*Work request*: What you return must match the records exactly.

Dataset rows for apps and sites
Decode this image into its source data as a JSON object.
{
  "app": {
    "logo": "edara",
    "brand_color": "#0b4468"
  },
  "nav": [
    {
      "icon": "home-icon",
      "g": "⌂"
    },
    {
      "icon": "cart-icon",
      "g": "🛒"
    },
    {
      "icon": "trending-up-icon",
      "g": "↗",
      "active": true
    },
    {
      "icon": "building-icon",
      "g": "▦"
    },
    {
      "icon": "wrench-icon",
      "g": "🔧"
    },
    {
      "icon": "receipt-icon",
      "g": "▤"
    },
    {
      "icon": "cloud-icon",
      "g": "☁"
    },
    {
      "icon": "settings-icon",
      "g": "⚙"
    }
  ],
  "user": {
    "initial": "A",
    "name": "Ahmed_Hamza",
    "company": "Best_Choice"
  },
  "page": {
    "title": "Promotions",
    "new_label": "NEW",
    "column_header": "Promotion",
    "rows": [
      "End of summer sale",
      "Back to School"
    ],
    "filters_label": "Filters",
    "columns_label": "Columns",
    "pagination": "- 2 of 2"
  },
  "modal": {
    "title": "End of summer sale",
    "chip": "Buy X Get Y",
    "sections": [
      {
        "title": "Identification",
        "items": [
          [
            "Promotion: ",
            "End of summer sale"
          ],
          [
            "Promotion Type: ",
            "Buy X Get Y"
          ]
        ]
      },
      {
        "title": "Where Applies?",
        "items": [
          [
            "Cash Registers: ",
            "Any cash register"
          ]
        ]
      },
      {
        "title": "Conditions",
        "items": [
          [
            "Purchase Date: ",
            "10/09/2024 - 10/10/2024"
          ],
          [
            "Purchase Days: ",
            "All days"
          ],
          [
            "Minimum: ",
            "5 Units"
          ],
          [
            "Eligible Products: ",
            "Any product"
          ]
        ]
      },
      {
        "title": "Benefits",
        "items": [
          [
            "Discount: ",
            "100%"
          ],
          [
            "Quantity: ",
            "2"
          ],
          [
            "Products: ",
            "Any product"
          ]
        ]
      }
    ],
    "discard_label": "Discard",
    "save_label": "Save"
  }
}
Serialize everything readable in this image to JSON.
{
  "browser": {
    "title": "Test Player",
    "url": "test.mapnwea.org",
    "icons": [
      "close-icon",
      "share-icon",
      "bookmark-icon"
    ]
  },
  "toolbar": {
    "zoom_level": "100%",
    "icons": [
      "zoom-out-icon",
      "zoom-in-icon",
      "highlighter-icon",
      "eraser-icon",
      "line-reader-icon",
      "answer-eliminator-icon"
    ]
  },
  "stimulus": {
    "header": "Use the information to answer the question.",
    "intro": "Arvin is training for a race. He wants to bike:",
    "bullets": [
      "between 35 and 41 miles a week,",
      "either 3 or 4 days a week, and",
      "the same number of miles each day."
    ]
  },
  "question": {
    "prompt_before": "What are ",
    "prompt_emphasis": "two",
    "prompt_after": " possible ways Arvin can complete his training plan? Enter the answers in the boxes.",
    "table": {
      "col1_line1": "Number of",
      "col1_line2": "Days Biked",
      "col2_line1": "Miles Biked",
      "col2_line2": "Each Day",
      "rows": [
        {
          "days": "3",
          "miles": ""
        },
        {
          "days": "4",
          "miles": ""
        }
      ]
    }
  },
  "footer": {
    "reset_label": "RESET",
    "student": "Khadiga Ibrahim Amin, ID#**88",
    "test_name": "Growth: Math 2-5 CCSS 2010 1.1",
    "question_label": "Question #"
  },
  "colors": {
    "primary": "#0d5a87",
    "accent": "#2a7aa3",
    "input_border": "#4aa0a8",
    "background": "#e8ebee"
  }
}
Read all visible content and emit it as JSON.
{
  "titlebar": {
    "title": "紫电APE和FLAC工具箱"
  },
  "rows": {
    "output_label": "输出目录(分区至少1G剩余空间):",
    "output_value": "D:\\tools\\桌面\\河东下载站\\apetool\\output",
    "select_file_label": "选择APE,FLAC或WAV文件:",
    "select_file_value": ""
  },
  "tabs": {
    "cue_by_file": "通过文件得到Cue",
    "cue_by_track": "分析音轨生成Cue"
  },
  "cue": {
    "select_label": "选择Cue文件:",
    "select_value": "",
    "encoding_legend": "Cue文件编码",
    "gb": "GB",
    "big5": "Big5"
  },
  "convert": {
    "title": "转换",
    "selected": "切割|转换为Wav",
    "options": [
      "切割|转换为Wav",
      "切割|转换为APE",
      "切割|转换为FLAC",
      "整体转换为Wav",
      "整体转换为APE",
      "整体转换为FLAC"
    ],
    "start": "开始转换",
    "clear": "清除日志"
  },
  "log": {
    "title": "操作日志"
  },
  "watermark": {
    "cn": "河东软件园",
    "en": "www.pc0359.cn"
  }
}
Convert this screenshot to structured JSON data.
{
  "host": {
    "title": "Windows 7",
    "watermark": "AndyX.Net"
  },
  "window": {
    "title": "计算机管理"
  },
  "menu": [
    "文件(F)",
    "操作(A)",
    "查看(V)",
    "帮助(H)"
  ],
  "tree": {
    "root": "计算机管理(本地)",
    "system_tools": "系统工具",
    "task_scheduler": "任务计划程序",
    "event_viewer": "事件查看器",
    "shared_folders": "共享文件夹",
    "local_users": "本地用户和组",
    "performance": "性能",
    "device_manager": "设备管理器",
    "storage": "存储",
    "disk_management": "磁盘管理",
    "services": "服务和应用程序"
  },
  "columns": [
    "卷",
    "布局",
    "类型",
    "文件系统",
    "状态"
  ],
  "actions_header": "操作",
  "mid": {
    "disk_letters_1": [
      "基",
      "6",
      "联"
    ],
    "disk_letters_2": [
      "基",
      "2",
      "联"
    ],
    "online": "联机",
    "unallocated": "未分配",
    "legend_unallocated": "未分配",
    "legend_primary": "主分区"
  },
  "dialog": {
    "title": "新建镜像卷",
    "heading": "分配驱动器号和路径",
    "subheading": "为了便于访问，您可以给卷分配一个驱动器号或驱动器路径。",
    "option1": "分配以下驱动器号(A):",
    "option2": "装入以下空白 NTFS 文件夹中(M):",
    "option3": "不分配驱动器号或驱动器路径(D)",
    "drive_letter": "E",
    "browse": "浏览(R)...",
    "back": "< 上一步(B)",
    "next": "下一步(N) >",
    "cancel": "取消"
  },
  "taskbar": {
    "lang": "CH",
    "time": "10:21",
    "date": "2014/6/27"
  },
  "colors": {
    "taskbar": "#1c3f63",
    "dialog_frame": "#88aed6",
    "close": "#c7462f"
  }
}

*Exercise result*:
Decode this image into its source data as a JSON object.
{
  "app": {
    "logo": "edara",
    "brand_color": "#0b4468"
  },
  "nav": [
    {
      "icon": "home-icon",
      "g": "⌂"
    },
    {
      "icon": "cart-icon",
      "g": "🛒"
    },
    {
      "icon": "trending-up-icon",
      "g": "↗",
      "active": true
    },
    {
      "icon": "building-icon",
      "g": "▦"
    },
    {
      "icon": "wrench-icon",
      "g": "🔧"
    },
    {
      "icon": "receipt-icon",
      "g": "▤"
    },
    {
      "icon": "cloud-icon",
      "g": "☁"
    },
    {
      "icon": "settings-icon",
      "g": "⚙"
    }
  ],
  "user": {
    "initial": "A",
    "name": "Ahmed_Hamza",
    "company": "Best_Choice"
  },
  "page": {
    "title": "Promotions",
    "new_label": "NEW",
    "column_header": "Promotion",
    "rows": [
      "End of summer sale",
      "Back to School"
    ],
    "filters_label": "Filters",
    "columns_label": "Columns",
    "pagination": "- 2 of 2"
  },
  "modal": {
    "title": "End of summer sale",
    "chip": "Buy X Get Y",
    "sections": [
      {
        "title": "Identification",
        "items": [
          [
            "Promotion: ",
            "End of summer sale"
          ],
          [
            "Promotion Type: ",
            "Buy X Get Y"
          ]
        ]
      },
      {
        "title": "Where Applies?",
        "items": [
          [
            "Cash Registers: ",
            "Any cash register"
          ]
        ]
      },
      {
        "title": "Conditions",
        "items": [
          [
            "Purchase Date: ",
            "10/09/2024 - 10/10/2024"
          ],
          [
            "Purchase Days: ",
            "All days"
          ],
          [
            "Minimum: ",
            "5 Units"
          ],
          [
            "Eligible Products: ",
            "Any product"
          ]
        ]
      },
      {
        "title": "Benefits",
        "items": [
          [
            "Discount: ",
            "100%"
          ],
          [
            "Quantity: ",
            "2"
          ],
          [
            "Products: ",
            "Any product"
          ]
        ]
      }
    ],
    "discard_label": "Discard",
    "save_label": "Save"
  }
}
Serialize everything readable in this image to JSON.
{
  "browser": {
    "title": "Test Player",
    "url": "test.mapnwea.org",
    "icons": [
      "close-icon",
      "share-icon",
      "bookmark-icon"
    ]
  },
  "toolbar": {
    "zoom_level": "100%",
    "icons": [
      "zoom-out-icon",
      "zoom-in-icon",
      "highlighter-icon",
      "eraser-icon",
      "line-reader-icon",
      "answer-eliminator-icon"
    ]
  },
  "stimulus": {
    "header": "Use the information to answer the question.",
    "intro": "Arvin is training for a race. He wants to bike:",
    "bullets": [
      "between 35 and 41 miles a week,",
      "either 3 or 4 days a week, and",
      "the same number of miles each day."
    ]
  },
  "question": {
    "prompt_before": "What are ",
    "prompt_emphasis": "two",
    "prompt_after": " possible ways Arvin can complete his training plan? Enter the answers in the boxes.",
    "table": {
      "col1_line1": "Number of",
      "col1_line2": "Days Biked",
      "col2_line1": "Miles Biked",
      "col2_line2": "Each Day",
      "rows": [
        {
          "days": "3",
          "miles": ""
        },
        {
          "days": "4",
          "miles": ""
        }
      ]
    }
  },
  "footer": {
    "reset_label": "RESET",
    "student": "Khadiga Ibrahim Amin, ID#**88",
    "test_name": "Growth: Math 2-5 CCSS 2010 1.1",
    "question_label": "Question #"
  },
  "colors": {
    "primary": "#0d5a87",
    "accent": "#2a7aa3",
    "input_border": "#4aa0a8",
    "background": "#e8ebee"
  }
}
Read all visible content and emit it as JSON.
{
  "titlebar": {
    "title": "紫电APE和FLAC工具箱"
  },
  "rows": {
    "output_label": "输出目录(分区至少1G剩余空间):",
    "output_value": "D:\\tools\\桌面\\河东下载站\\apetool\\output",
    "select_file_label": "选择APE,FLAC或WAV文件:",
    "select_file_value": ""
  },
  "tabs": {
    "cue_by_file": "通过文件得到Cue",
    "cue_by_track": "分析音轨生成Cue"
  },
  "cue": {
    "select_label": "选择Cue文件:",
    "select_value": "",
    "encoding_legend": "Cue文件编码",
    "gb": "GB",
    "big5": "Big5"
  },
  "convert": {
    "title": "转换",
    "selected": "切割|转换为Wav",
    "options": [
      "切割|转换为Wav",
      "切割|转换为APE",
      "切割|转换为FLAC",
      "整体转换为Wav",
      "整体转换为APE",
      "整体转换为FLAC"
    ],
    "start": "开始转换",
    "clear": "清除日志"
  },
  "log": {
    "title": "操作日志"
  },
  "watermark": {
    "cn": "河东软件园",
    "en": "www.pc0359.cn"
  }
}
Convert this screenshot to structured JSON data.
{
  "host": {
    "title": "Windows 7",
    "watermark": "AndyX.Net"
  },
  "window": {
    "title": "计算机管理"
  },
  "menu": [
    "文件(F)",
    "操作(A)",
    "查看(V)",
    "帮助(H)"
  ],
  "tree": {
    "root": "计算机管理(本地)",
    "system_tools": "系统工具",
    "task_scheduler": "任务计划程序",
    "event_viewer": "事件查看器",
    "shared_folders": "共享文件夹",
    "local_users": "本地用户和组",
    "performance": "性能",
    "device_manager": "设备管理器",
    "storage": "存储",
    "disk_management": "磁盘管理",
    "services": "服务和应用程序"
  },
  "columns": [
    "卷",
    "布局",
    "类型",
    "文件系统",
    "状态"
  ],
  "actions_header": "操作",
  "mid": {
    "disk_letters_1": [
      "基",
      "6",
      "联"
    ],
    "disk_letters_2": [
      "基",
      "2",
      "联"
    ],
    "online": "联机",
    "unallocated": "未分配",
    "legend_unallocated": "未分配",
    "legend_primary": "主分区"
  },
  "dialog": {
    "title": "新建镜像卷",
    "heading": "分配驱动器号和路径",
    "subheading": "为了便于访问，您可以给卷分配一个驱动器号或驱动器路径。",
    "option1": "分配以下驱动器号(A):",
    "option2": "装入以下空白 NTFS 文件夹中(M):",
    "option3": "不分配驱动器号或驱动器路径(D)",
    "drive_letter": "E",
    "browse": "浏览(R)...",
    "back": "< 上一步(B)",
    "next": "下一步(N) >",
    "cancel": "取消"
  },
  "taskbar": {
    "lang": "CH",
    "time": "10:21",
    "date": "2014/6/27"
  },
  "colors": {
    "taskbar": "#1c3f63",
    "dialog_frame": "#88aed6",
    "close": "#c7462f"
  }
}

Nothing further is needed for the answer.